“We were careful when issuing this alert, however,” Dr. Mamalis adds. “We don’t want to put out a blanket recommendation of, ‘Don’t use intracameral vancomycin,’ because there have probably been hundreds of thousands of cases of routine cataract surgeries performed with intracameral vancomycin that never had HORV. We’re careful not to condemn vancomycin. However, we want to alert physicians that this entity can occur and, though it’s exceedingly rare, when it does occur it can have very poor visual outcomes.” Twenty-two of the 36 eyes with HORV (61 percent), ended up 20/200 or worse, and eight (22 percent) were NLP. The task force notes that seven of the eyes (19 percent), received an additional bolus of intravitreal vancomycin for the treatment of presumed bacterial endophthalmitis postop. These eyes had especially bad outcomes, with 5/7 being NLP. This highlights the importance of spreading the word about HORV and avoiding treating it as an infection.

To help catch HORV, the task force highlights these characteristics:
A HORV eye, 18 days after cataract surgery, displays diffuse microvascular occlusion and extensive intraretinal hemorrhages.

• occurrence after an intraocular procedure with normal undilated exam on postop day one;
• delayed onset of sudden painless decreased vision (range: one to 26 days postop; mean: eight days);
• visual acuity is often poor on presentation, but may be normal in mild cases of the complication;
• mild to moderate anterior chamber and vitreous inflammation, with no hypopyon;
• sectoral intraretinal hemorrhage in areas of nonperfusion;
• peripheral retinal involvement in all cases, with macular ischemia and whitening in advanced disease;
• sectoral retinal vasculitis and retinal vascular occlusion on FA, corresponding to areas of hemorrhage; and
• rapid progression to neovascular glaucoma.1
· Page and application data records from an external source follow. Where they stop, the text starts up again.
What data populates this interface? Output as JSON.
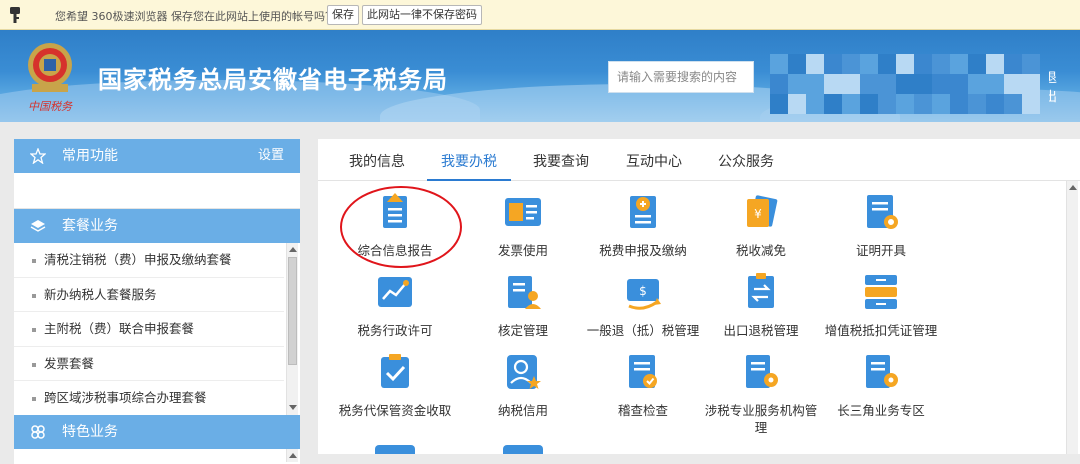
{
  "browser_prompt": {
    "message": "您希望 360极速浏览器 保存您在此网站上使用的帐号吗？",
    "save_label": "保存",
    "never_label": "此网站一律不保存密码"
  },
  "header": {
    "site_title": "国家税务总局安徽省电子税务局",
    "emblem_text": "中国税务",
    "search_placeholder": "请输入需要搜索的内容",
    "logout_fragment": "退出"
  },
  "sidebar": {
    "common": {
      "label": "常用功能",
      "settings_label": "设置"
    },
    "packages": {
      "label": "套餐业务",
      "items": [
        {
          "label": "清税注销税（费）申报及缴纳套餐"
        },
        {
          "label": "新办纳税人套餐服务"
        },
        {
          "label": "主附税（费）联合申报套餐"
        },
        {
          "label": "发票套餐"
        },
        {
          "label": "跨区域涉税事项综合办理套餐"
        }
      ]
    },
    "special": {
      "label": "特色业务"
    }
  },
  "tabs": [
    {
      "label": "我的信息",
      "active": false
    },
    {
      "label": "我要办税",
      "active": true
    },
    {
      "label": "我要查询",
      "active": false
    },
    {
      "label": "互动中心",
      "active": false
    },
    {
      "label": "公众服务",
      "active": false
    }
  ],
  "services": [
    {
      "label": "综合信息报告",
      "icon": "report-upload-icon"
    },
    {
      "label": "发票使用",
      "icon": "invoice-icon"
    },
    {
      "label": "税费申报及缴纳",
      "icon": "declare-plus-icon"
    },
    {
      "label": "税收减免",
      "icon": "tax-relief-icon"
    },
    {
      "label": "证明开具",
      "icon": "certificate-icon"
    },
    {
      "label": "税务行政许可",
      "icon": "permit-chart-icon"
    },
    {
      "label": "核定管理",
      "icon": "approval-person-icon"
    },
    {
      "label": "一般退（抵）税管理",
      "icon": "refund-arrow-icon"
    },
    {
      "label": "出口退税管理",
      "icon": "export-refund-icon"
    },
    {
      "label": "增值税抵扣凭证管理",
      "icon": "vat-deduction-icon"
    },
    {
      "label": "税务代保管资金收取",
      "icon": "custody-check-icon"
    },
    {
      "label": "纳税信用",
      "icon": "credit-person-icon"
    },
    {
      "label": "稽查检查",
      "icon": "inspection-icon"
    },
    {
      "label": "涉税专业服务机构管理",
      "icon": "agency-gear-icon"
    },
    {
      "label": "长三角业务专区",
      "icon": "yangtze-gear-icon"
    }
  ],
  "colors": {
    "accent": "#2b7bd1",
    "sidebar_header": "#6aaee6",
    "banner": "#3a8dd4",
    "prompt_bar": "#fdf7d9",
    "highlight_ring": "#e0151b",
    "icon_blue": "#3a8fdc",
    "icon_orange": "#f5a623"
  }
}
The alert notes that HORV might be misdiagnosed as a central retinal vein occlusion, but says that an ischemic CRVO is unilateral, usually presents on the first postop day when associated with cataract surgery, and is associated with diffuse, small intraretinal hemorrhages. In contrast, HORV is often bilateral, has a delayed onset, and often presents with large areas of intraretinal hemorrhage only in the sectors of retinal vascular occlusion. Cystoid macular edema and severe vascular dilation and tortuosity are features of CRVO but not of HORV.1
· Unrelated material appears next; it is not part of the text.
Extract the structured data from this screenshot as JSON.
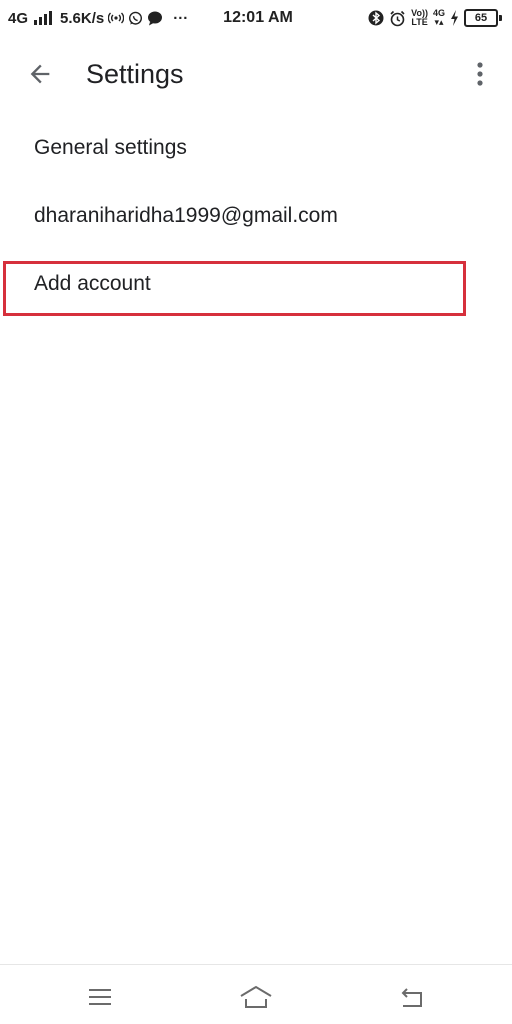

“Surgeons should continue to weigh the relative merits of prophylactic intraocular antibiotic use in preventing endophthalmitis against the additional knowledge that intraocular vancomycin is associated with HORV, a rare but potentially devastating disease,” Dr. Mamalis says. “In addition, surgeons using vancomycin prophylaxis with sequential cataract surgery should be aware that in addition to delayed onset of one to three weeks, HORV may be asymptomatic in the first eye and a dilated fundus exam may be the only way to detect it. The risk of bilateral HORV is therefore higher if close—or immediate sequential, same-day bilateral—surgery is performed. As alternatives to vancomycin, surgeons can use moxifloxacin or cefuroxime. Surgeons should have the issue of HORV enter into the consideration of how to approach antibiotic prophylaxis following routine cataract surgery.”

If a surgeon suspects or encounters HORV, once again, reconsider vancomycin. “The first thing to consider is avoiding intravitreal vancomycin if you’re considering HORV in a case that’s been diagnosed as endophthalmitis,” Dr. Mamalis says. “If you really aren’t sure that it’s endophthalmitis and suspect it may be HORV, pick another antibiotic. Also, look for other systemic syndromes if you’re searching for a potential viral cause. However, once you’ve determined that it’s HORV, you’ve got to be aggressive in terms of topical and systemic corticosteroids. Try to calm the inflammation. And, because these patients most likely will get significant glaucoma afterward—especially neovascular glaucoma—you want to consider using anti-VEGF treatments early, as well as consider doing panretinal photocoagulation early to take away the factors that can cause that secondary glaucoma.”

The ASRS has established a HORV registry to help track the complication that can be accessed at asrs.org.  REVIEW

1. ASCRS/ASRS HORV Clinical Alert. http://www.ascrs.org/node/26101. Accessed 18 August 2016.